Would you output the whole of the data exactly?

Items from a data source
※ ※ ※
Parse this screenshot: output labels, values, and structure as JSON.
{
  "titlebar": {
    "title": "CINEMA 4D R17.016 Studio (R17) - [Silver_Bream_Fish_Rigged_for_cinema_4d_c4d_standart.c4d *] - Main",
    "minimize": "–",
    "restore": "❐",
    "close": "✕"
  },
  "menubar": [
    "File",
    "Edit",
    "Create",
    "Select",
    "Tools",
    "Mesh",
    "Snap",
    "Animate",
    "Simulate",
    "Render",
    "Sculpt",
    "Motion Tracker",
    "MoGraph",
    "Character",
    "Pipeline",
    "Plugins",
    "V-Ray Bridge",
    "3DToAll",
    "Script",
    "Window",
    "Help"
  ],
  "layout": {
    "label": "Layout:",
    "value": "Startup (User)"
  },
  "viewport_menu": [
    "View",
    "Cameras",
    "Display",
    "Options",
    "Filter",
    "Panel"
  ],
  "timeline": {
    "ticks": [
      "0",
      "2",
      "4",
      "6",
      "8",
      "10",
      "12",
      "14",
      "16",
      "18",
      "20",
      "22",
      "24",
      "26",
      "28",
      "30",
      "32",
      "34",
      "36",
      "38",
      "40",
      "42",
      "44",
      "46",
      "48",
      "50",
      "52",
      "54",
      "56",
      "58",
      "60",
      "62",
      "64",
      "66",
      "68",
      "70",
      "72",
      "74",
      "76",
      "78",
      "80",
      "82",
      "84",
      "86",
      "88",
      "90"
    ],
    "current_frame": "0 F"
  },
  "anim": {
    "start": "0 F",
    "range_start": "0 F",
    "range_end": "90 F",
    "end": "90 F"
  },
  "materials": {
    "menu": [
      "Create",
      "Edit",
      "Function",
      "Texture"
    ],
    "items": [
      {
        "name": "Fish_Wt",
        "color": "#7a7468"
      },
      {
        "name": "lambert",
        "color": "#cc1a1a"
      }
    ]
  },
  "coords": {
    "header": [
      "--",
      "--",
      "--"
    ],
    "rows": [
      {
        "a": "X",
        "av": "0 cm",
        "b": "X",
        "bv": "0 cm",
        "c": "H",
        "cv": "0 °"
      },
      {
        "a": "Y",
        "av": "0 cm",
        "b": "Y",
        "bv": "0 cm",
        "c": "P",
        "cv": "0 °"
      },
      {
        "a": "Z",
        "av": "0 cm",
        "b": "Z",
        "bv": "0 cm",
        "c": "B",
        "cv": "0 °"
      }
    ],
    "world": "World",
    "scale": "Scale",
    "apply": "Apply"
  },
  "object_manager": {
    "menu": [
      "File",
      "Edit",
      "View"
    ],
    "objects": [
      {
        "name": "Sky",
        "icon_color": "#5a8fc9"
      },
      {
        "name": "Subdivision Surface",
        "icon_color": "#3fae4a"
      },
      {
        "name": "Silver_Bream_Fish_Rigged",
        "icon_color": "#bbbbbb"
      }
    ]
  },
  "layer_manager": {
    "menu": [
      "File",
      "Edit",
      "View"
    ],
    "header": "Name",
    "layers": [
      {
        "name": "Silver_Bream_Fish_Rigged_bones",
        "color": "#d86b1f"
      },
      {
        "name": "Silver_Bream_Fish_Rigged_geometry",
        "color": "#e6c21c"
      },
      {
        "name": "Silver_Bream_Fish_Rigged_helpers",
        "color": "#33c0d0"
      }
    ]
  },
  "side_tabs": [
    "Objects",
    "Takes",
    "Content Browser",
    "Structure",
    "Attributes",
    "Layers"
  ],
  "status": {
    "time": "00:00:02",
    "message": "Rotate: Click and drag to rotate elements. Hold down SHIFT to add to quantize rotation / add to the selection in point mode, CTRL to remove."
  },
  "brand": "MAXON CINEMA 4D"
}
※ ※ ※
*Solution to the exercise:*
Parse this screenshot: output labels, values, and structure as JSON.
{
  "titlebar": {
    "title": "CINEMA 4D R17.016 Studio (R17) - [Silver_Bream_Fish_Rigged_for_cinema_4d_c4d_standart.c4d *] - Main",
    "minimize": "–",
    "restore": "❐",
    "close": "✕"
  },
  "menubar": [
    "File",
    "Edit",
    "Create",
    "Select",
    "Tools",
    "Mesh",
    "Snap",
    "Animate",
    "Simulate",
    "Render",
    "Sculpt",
    "Motion Tracker",
    "MoGraph",
    "Character",
    "Pipeline",
    "Plugins",
    "V-Ray Bridge",
    "3DToAll",
    "Script",
    "Window",
    "Help"
  ],
  "layout": {
    "label": "Layout:",
    "value": "Startup (User)"
  },
  "viewport_menu": [
    "View",
    "Cameras",
    "Display",
    "Options",
    "Filter",
    "Panel"
  ],
  "timeline": {
    "ticks": [
      "0",
      "2",
      "4",
      "6",
      "8",
      "10",
      "12",
      "14",
      "16",
      "18",
      "20",
      "22",
      "24",
      "26",
      "28",
      "30",
      "32",
      "34",
      "36",
      "38",
      "40",
      "42",
      "44",
      "46",
      "48",
      "50",
      "52",
      "54",
      "56",
      "58",
      "60",
      "62",
      "64",
      "66",
      "68",
      "70",
      "72",
      "74",
      "76",
      "78",
      "80",
      "82",
      "84",
      "86",
      "88",
      "90"
    ],
    "current_frame": "0 F"
  },
  "anim": {
    "start": "0 F",
    "range_start": "0 F",
    "range_end": "90 F",
    "end": "90 F"
  },
  "materials": {
    "menu": [
      "Create",
      "Edit",
      "Function",
      "Texture"
    ],
    "items": [
      {
        "name": "Fish_Wt",
        "color": "#7a7468"
      },
      {
        "name": "lambert",
        "color": "#cc1a1a"
      }
    ]
  },
  "coords": {
    "header": [
      "--",
      "--",
      "--"
    ],
    "rows": [
      {
        "a": "X",
        "av": "0 cm",
        "b": "X",
        "bv": "0 cm",
        "c": "H",
        "cv": "0 °"
      },
      {
        "a": "Y",
        "av": "0 cm",
        "b": "Y",
        "bv": "0 cm",
        "c": "P",
        "cv": "0 °"
      },
      {
        "a": "Z",
        "av": "0 cm",
        "b": "Z",
        "bv": "0 cm",
        "c": "B",
        "cv": "0 °"
      }
    ],
    "world": "World",
    "scale": "Scale",
    "apply": "Apply"
  },
  "object_manager": {
    "menu": [
      "File",
      "Edit",
      "View"
    ],
    "objects": [
      {
        "name": "Sky",
        "icon_color": "#5a8fc9"
      },
      {
        "name": "Subdivision Surface",
        "icon_color": "#3fae4a"
      },
      {
        "name": "Silver_Bream_Fish_Rigged",
        "icon_color": "#bbbbbb"
      }
    ]
  },
  "layer_manager": {
    "menu": [
      "File",
      "Edit",
      "View"
    ],
    "header": "Name",
    "layers": [
      {
        "name": "Silver_Bream_Fish_Rigged_bones",
        "color": "#d86b1f"
      },
      {
        "name": "Silver_Bream_Fish_Rigged_geometry",
        "color": "#e6c21c"
      },
      {
        "name": "Silver_Bream_Fish_Rigged_helpers",
        "color": "#33c0d0"
      }
    ]
  },
  "side_tabs": [
    "Objects",
    "Takes",
    "Content Browser",
    "Structure",
    "Attributes",
    "Layers"
  ],
  "status": {
    "time": "00:00:02",
    "message": "Rotate: Click and drag to rotate elements. Hold down SHIFT to add to quantize rotation / add to the selection in point mode, CTRL to remove."
  },
  "brand": "MAXON CINEMA 4D"
}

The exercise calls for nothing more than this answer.